### [PROBLEM DESCRIPTION]
One number is the whole answer: the tally of lines in the records that include the word "using".

### [SOURCE DATA]
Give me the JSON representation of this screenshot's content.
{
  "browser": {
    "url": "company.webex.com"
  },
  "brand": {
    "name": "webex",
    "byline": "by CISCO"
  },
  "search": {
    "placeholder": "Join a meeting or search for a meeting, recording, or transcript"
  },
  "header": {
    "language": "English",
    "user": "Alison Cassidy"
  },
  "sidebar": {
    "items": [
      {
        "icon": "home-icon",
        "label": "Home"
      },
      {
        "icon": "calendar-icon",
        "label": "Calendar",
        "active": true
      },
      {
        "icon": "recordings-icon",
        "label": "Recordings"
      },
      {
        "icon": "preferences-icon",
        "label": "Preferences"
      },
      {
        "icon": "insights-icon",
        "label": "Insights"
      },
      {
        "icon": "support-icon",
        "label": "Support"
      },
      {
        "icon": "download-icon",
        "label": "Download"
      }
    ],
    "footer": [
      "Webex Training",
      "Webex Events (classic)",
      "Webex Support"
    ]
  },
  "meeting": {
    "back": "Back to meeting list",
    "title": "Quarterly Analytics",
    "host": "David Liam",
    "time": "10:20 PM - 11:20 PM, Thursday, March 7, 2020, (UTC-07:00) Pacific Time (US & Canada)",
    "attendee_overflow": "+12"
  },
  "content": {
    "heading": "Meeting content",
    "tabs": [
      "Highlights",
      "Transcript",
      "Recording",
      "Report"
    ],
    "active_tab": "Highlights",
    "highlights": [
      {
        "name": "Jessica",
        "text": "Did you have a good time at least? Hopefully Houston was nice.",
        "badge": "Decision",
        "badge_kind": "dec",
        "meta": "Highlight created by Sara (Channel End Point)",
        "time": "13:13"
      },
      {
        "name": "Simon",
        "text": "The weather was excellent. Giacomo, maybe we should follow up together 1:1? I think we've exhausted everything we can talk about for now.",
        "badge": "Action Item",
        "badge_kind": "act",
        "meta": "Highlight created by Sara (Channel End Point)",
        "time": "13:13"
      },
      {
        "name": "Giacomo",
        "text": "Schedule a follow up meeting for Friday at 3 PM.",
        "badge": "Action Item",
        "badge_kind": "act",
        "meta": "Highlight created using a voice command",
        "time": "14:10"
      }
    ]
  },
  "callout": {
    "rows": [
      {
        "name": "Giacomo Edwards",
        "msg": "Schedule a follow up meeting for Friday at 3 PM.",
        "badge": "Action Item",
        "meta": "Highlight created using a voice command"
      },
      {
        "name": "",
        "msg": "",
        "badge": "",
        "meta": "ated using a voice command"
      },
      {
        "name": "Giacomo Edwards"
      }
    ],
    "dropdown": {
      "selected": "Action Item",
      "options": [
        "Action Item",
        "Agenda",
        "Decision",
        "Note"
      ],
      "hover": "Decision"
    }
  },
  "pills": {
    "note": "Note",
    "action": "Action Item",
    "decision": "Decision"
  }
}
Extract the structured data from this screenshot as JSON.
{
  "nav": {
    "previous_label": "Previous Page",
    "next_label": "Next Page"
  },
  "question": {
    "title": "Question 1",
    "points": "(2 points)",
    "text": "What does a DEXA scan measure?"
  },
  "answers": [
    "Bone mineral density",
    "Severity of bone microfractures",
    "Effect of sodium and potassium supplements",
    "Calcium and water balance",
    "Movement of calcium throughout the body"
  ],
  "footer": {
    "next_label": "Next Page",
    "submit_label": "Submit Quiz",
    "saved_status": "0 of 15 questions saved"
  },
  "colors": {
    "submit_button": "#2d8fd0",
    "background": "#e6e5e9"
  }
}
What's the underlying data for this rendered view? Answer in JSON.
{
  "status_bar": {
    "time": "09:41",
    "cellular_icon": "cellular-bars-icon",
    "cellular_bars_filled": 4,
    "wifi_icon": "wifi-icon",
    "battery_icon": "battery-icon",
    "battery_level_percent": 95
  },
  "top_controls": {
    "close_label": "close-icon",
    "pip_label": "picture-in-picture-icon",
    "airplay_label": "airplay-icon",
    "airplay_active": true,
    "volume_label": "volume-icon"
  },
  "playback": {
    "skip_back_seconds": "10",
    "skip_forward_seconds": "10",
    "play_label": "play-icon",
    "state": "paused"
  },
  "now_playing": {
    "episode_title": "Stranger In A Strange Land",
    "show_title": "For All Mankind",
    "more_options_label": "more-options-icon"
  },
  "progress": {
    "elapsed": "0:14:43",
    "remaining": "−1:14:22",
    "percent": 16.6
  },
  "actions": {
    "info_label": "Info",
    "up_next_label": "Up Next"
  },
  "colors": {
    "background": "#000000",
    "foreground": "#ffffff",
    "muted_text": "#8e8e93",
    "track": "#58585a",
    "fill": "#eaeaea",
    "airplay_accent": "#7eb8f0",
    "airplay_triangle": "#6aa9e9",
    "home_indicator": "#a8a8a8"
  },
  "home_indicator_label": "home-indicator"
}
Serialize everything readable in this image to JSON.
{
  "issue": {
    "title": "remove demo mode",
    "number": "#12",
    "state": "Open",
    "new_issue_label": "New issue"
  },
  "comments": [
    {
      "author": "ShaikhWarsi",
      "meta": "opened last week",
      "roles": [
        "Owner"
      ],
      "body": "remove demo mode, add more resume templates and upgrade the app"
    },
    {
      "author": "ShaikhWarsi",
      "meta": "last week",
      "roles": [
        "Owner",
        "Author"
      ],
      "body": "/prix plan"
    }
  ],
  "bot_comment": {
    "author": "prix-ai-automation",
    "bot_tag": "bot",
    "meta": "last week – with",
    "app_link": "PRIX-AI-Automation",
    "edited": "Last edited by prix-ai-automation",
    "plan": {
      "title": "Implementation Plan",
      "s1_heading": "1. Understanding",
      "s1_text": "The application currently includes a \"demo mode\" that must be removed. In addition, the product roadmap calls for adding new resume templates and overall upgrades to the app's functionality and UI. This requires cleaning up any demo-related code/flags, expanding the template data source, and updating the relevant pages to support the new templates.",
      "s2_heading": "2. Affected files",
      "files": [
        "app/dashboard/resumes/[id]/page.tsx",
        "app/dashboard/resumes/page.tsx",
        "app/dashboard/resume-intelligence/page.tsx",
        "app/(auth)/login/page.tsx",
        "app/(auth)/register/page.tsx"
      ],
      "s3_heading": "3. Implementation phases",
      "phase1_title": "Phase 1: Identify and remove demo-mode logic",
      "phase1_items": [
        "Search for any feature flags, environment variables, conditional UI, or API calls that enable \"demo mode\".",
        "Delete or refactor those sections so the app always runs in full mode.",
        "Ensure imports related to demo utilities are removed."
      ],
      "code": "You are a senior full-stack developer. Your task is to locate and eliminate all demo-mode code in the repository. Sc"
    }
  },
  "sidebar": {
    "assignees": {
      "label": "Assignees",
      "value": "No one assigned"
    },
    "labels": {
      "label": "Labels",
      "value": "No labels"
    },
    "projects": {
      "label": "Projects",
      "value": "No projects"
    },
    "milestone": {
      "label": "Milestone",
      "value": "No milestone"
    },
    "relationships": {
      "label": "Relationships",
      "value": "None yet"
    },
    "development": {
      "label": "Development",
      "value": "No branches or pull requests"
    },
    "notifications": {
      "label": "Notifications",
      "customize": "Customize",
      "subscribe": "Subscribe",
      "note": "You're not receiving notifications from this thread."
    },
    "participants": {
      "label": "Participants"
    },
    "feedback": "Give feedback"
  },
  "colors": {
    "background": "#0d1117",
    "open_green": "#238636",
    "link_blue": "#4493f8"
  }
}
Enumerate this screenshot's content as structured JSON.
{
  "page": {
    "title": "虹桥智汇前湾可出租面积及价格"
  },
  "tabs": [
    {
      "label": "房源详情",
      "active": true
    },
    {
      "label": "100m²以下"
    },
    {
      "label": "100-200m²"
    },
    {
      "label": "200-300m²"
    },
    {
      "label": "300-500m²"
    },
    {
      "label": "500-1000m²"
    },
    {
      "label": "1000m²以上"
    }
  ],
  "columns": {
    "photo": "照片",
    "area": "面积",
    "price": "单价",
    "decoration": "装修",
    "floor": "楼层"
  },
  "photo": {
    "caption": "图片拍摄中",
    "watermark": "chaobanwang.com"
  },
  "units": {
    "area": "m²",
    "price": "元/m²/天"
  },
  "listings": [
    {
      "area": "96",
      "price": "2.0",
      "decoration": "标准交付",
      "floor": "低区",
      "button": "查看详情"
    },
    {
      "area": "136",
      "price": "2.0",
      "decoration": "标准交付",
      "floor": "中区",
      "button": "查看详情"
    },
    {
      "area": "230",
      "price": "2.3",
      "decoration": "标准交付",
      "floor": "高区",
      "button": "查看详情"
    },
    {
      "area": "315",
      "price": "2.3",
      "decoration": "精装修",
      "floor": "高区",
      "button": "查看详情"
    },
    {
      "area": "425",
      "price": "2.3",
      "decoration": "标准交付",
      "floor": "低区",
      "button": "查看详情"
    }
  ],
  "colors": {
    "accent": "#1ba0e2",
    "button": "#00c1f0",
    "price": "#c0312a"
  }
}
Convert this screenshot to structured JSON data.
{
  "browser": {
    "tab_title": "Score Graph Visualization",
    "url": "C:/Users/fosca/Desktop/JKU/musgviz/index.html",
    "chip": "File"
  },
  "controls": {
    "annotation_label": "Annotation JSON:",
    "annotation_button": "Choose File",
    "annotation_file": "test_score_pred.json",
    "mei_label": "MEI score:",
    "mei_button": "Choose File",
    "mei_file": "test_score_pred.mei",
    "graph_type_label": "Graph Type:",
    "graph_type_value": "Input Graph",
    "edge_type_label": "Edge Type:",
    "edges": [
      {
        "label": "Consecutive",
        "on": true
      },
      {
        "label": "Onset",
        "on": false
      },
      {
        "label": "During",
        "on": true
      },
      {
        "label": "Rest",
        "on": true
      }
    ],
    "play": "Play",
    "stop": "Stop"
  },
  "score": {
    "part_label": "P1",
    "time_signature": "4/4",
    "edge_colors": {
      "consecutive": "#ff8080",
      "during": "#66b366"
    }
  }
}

### [RESULT]
3